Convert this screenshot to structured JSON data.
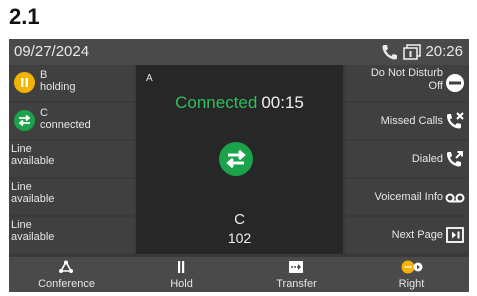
{
  "heading": "2.1",
  "status": {
    "date": "09/27/2024",
    "time": "20:26",
    "call_icon": "phone-handset-icon",
    "line_icon": "line-indicator-icon"
  },
  "calls": [
    {
      "name": "B",
      "state": "holding",
      "icon": "hold-icon",
      "color": "#f2b400"
    },
    {
      "name": "C",
      "state": "connected",
      "icon": "transfer-arrows-icon",
      "color": "#1aa34a"
    }
  ],
  "lines": [
    {
      "line1": "Line",
      "line2": "available"
    },
    {
      "line1": "Line",
      "line2": "available"
    },
    {
      "line1": "Line",
      "line2": "available"
    }
  ],
  "center": {
    "label": "A",
    "connected_text": "Connected",
    "timer": "00:15",
    "callee_name": "C",
    "callee_number": "102",
    "icon": "transfer-arrows-icon"
  },
  "right_keys": [
    {
      "line1": "Do Not Disturb",
      "line2": "Off",
      "icon": "do-not-disturb-icon"
    },
    {
      "label": "Missed Calls",
      "icon": "missed-calls-icon"
    },
    {
      "label": "Dialed",
      "icon": "dialed-calls-icon"
    },
    {
      "label": "Voicemail Info",
      "icon": "voicemail-icon"
    },
    {
      "label": "Next Page",
      "icon": "next-page-icon"
    }
  ],
  "softkeys": [
    {
      "label": "Conference",
      "icon": "conference-icon"
    },
    {
      "label": "Hold",
      "icon": "hold-icon"
    },
    {
      "label": "Transfer",
      "icon": "transfer-icon"
    },
    {
      "label": "Right",
      "icon": "more-options-icon"
    }
  ]
}
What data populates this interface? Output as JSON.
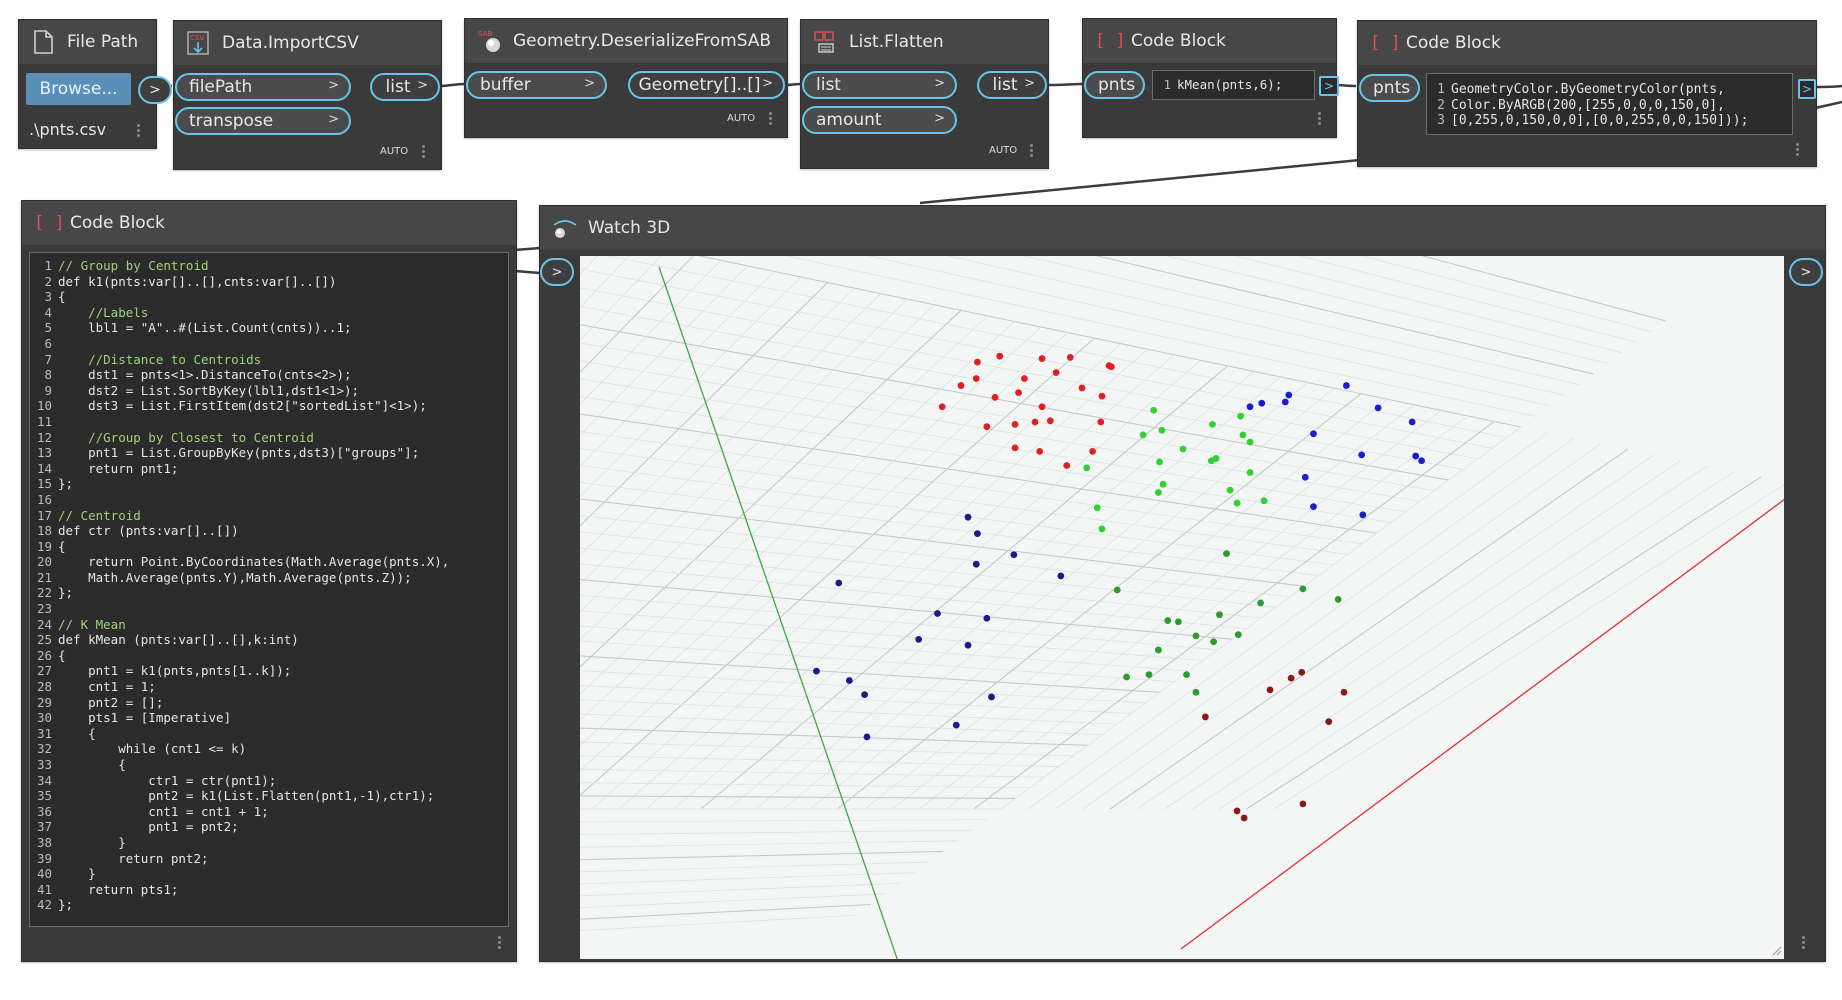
{
  "nodes": {
    "file_path": {
      "title": "File Path",
      "browse_label": "Browse...",
      "out_arrow": ">",
      "value": ".\\pnts.csv"
    },
    "import_csv": {
      "title": "Data.ImportCSV",
      "in_ports": [
        "filePath",
        "transpose"
      ],
      "out_port": "list",
      "lacing": "AUTO"
    },
    "deserialize": {
      "title": "Geometry.DeserializeFromSAB",
      "in_port": "buffer",
      "out_port": "Geometry[]..[]",
      "lacing": "AUTO"
    },
    "flatten": {
      "title": "List.Flatten",
      "in_ports": [
        "list",
        "amount"
      ],
      "out_port": "list",
      "lacing": "AUTO"
    },
    "code_block_small": {
      "title": "Code Block",
      "in_port": "pnts",
      "line_number": "1",
      "code": "kMean(pnts,6);",
      "out_arrow": ">"
    },
    "code_block_color": {
      "title": "Code Block",
      "in_port": "pnts",
      "lines": [
        {
          "n": "1",
          "t": "GeometryColor.ByGeometryColor(pnts,"
        },
        {
          "n": "2",
          "t": "Color.ByARGB(200,[255,0,0,0,150,0],"
        },
        {
          "n": "3",
          "t": "[0,255,0,150,0,0],[0,0,255,0,0,150]));"
        }
      ],
      "out_arrow": ">"
    },
    "code_block_main": {
      "title": "Code Block",
      "lines": [
        {
          "n": "1",
          "t": "// Group by Centroid"
        },
        {
          "n": "2",
          "t": "def k1(pnts:var[]..[],cnts:var[]..[])"
        },
        {
          "n": "3",
          "t": "{"
        },
        {
          "n": "4",
          "t": "    //Labels"
        },
        {
          "n": "5",
          "t": "    lbl1 = \"A\"..#(List.Count(cnts))..1;"
        },
        {
          "n": "6",
          "t": ""
        },
        {
          "n": "7",
          "t": "    //Distance to Centroids"
        },
        {
          "n": "8",
          "t": "    dst1 = pnts<1>.DistanceTo(cnts<2>);"
        },
        {
          "n": "9",
          "t": "    dst2 = List.SortByKey(lbl1,dst1<1>);"
        },
        {
          "n": "10",
          "t": "    dst3 = List.FirstItem(dst2[\"sortedList\"]<1>);"
        },
        {
          "n": "11",
          "t": ""
        },
        {
          "n": "12",
          "t": "    //Group by Closest to Centroid"
        },
        {
          "n": "13",
          "t": "    pnt1 = List.GroupByKey(pnts,dst3)[\"groups\"];"
        },
        {
          "n": "14",
          "t": "    return pnt1;"
        },
        {
          "n": "15",
          "t": "};"
        },
        {
          "n": "16",
          "t": ""
        },
        {
          "n": "17",
          "t": "// Centroid"
        },
        {
          "n": "18",
          "t": "def ctr (pnts:var[]..[])"
        },
        {
          "n": "19",
          "t": "{"
        },
        {
          "n": "20",
          "t": "    return Point.ByCoordinates(Math.Average(pnts.X),"
        },
        {
          "n": "21",
          "t": "    Math.Average(pnts.Y),Math.Average(pnts.Z));"
        },
        {
          "n": "22",
          "t": "};"
        },
        {
          "n": "23",
          "t": ""
        },
        {
          "n": "24",
          "t": "// K Mean"
        },
        {
          "n": "25",
          "t": "def kMean (pnts:var[]..[],k:int)"
        },
        {
          "n": "26",
          "t": "{"
        },
        {
          "n": "27",
          "t": "    pnt1 = k1(pnts,pnts[1..k]);"
        },
        {
          "n": "28",
          "t": "    cnt1 = 1;"
        },
        {
          "n": "29",
          "t": "    pnt2 = [];"
        },
        {
          "n": "30",
          "t": "    pts1 = [Imperative]"
        },
        {
          "n": "31",
          "t": "    {"
        },
        {
          "n": "32",
          "t": "        while (cnt1 <= k)"
        },
        {
          "n": "33",
          "t": "        {"
        },
        {
          "n": "34",
          "t": "            ctr1 = ctr(pnt1);"
        },
        {
          "n": "35",
          "t": "            pnt2 = k1(List.Flatten(pnt1,-1),ctr1);"
        },
        {
          "n": "36",
          "t": "            cnt1 = cnt1 + 1;"
        },
        {
          "n": "37",
          "t": "            pnt1 = pnt2;"
        },
        {
          "n": "38",
          "t": "        }"
        },
        {
          "n": "39",
          "t": "        return pnt2;"
        },
        {
          "n": "40",
          "t": "    }"
        },
        {
          "n": "41",
          "t": "    return pts1;"
        },
        {
          "n": "42",
          "t": "};"
        }
      ]
    },
    "watch3d": {
      "title": "Watch 3D",
      "in_arrow": ">",
      "out_arrow": ">"
    }
  },
  "colors": {
    "canvas": "#ffffff",
    "node_body": "#3a3a3a",
    "node_header": "#474747",
    "port_border": "#6ac4e8",
    "wire": "#3c3c3c",
    "cluster_red": "#e0201f",
    "cluster_green": "#2fd02f",
    "cluster_blue": "#1c1ccc",
    "cluster_dark_green": "#2f9a2f",
    "cluster_dark_blue": "#1a1a8a",
    "cluster_dark_red": "#8a1a1a",
    "x_axis": "#e03030",
    "y_axis": "#3aaa3a"
  },
  "viewport_points": {
    "red": [
      [
        831,
        309
      ],
      [
        850,
        304
      ],
      [
        886,
        306
      ],
      [
        910,
        305
      ],
      [
        943,
        312
      ],
      [
        945,
        313
      ],
      [
        817,
        329
      ],
      [
        830,
        323
      ],
      [
        871,
        323
      ],
      [
        898,
        318
      ],
      [
        920,
        331
      ],
      [
        801,
        347
      ],
      [
        846,
        339
      ],
      [
        866,
        335
      ],
      [
        886,
        347
      ],
      [
        937,
        338
      ],
      [
        839,
        364
      ],
      [
        863,
        362
      ],
      [
        880,
        360
      ],
      [
        893,
        359
      ],
      [
        936,
        360
      ],
      [
        863,
        382
      ],
      [
        884,
        385
      ],
      [
        907,
        397
      ],
      [
        929,
        385
      ]
    ],
    "green": [
      [
        981,
        350
      ],
      [
        972,
        371
      ],
      [
        988,
        367
      ],
      [
        1006,
        383
      ],
      [
        1031,
        362
      ],
      [
        1034,
        391
      ],
      [
        1030,
        393
      ],
      [
        1055,
        355
      ],
      [
        1057,
        371
      ],
      [
        1063,
        377
      ],
      [
        986,
        394
      ],
      [
        924,
        399
      ],
      [
        989,
        413
      ],
      [
        985,
        420
      ],
      [
        1046,
        418
      ],
      [
        1063,
        403
      ],
      [
        1052,
        429
      ],
      [
        1075,
        427
      ],
      [
        933,
        433
      ],
      [
        937,
        451
      ]
    ],
    "blue": [
      [
        1063,
        347
      ],
      [
        1073,
        344
      ],
      [
        1096,
        337
      ],
      [
        1093,
        343
      ],
      [
        1145,
        329
      ],
      [
        1172,
        348
      ],
      [
        1201,
        360
      ],
      [
        1117,
        370
      ],
      [
        1158,
        388
      ],
      [
        1204,
        389
      ],
      [
        1209,
        393
      ],
      [
        1110,
        407
      ],
      [
        1117,
        432
      ],
      [
        1159,
        439
      ]
    ],
    "dark_blue": [
      [
        823,
        441
      ],
      [
        831,
        455
      ],
      [
        862,
        473
      ],
      [
        830,
        481
      ],
      [
        902,
        491
      ],
      [
        713,
        497
      ],
      [
        797,
        523
      ],
      [
        839,
        527
      ],
      [
        781,
        545
      ],
      [
        823,
        550
      ],
      [
        694,
        572
      ],
      [
        722,
        580
      ],
      [
        735,
        592
      ],
      [
        843,
        594
      ],
      [
        813,
        618
      ],
      [
        737,
        628
      ]
    ],
    "dark_green": [
      [
        1043,
        472
      ],
      [
        950,
        503
      ],
      [
        1108,
        502
      ],
      [
        1138,
        511
      ],
      [
        1072,
        514
      ],
      [
        1037,
        524
      ],
      [
        993,
        529
      ],
      [
        1002,
        530
      ],
      [
        1017,
        542
      ],
      [
        1053,
        541
      ],
      [
        1032,
        547
      ],
      [
        985,
        554
      ],
      [
        1009,
        575
      ],
      [
        977,
        575
      ],
      [
        958,
        577
      ],
      [
        1017,
        590
      ]
    ],
    "dark_red": [
      [
        1098,
        578
      ],
      [
        1107,
        573
      ],
      [
        1080,
        588
      ],
      [
        1143,
        590
      ],
      [
        1025,
        611
      ],
      [
        1130,
        615
      ],
      [
        1052,
        691
      ],
      [
        1058,
        697
      ],
      [
        1108,
        685
      ]
    ]
  }
}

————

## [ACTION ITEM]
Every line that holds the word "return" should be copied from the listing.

## [EXERCISE SOLUTION]
          "t": "    return pnt1;"
          "t": "    return Point.ByCoordinates(Math.Average(pnts.X),"
          "t": "        return pnt2;"
          "t": "    return pts1;"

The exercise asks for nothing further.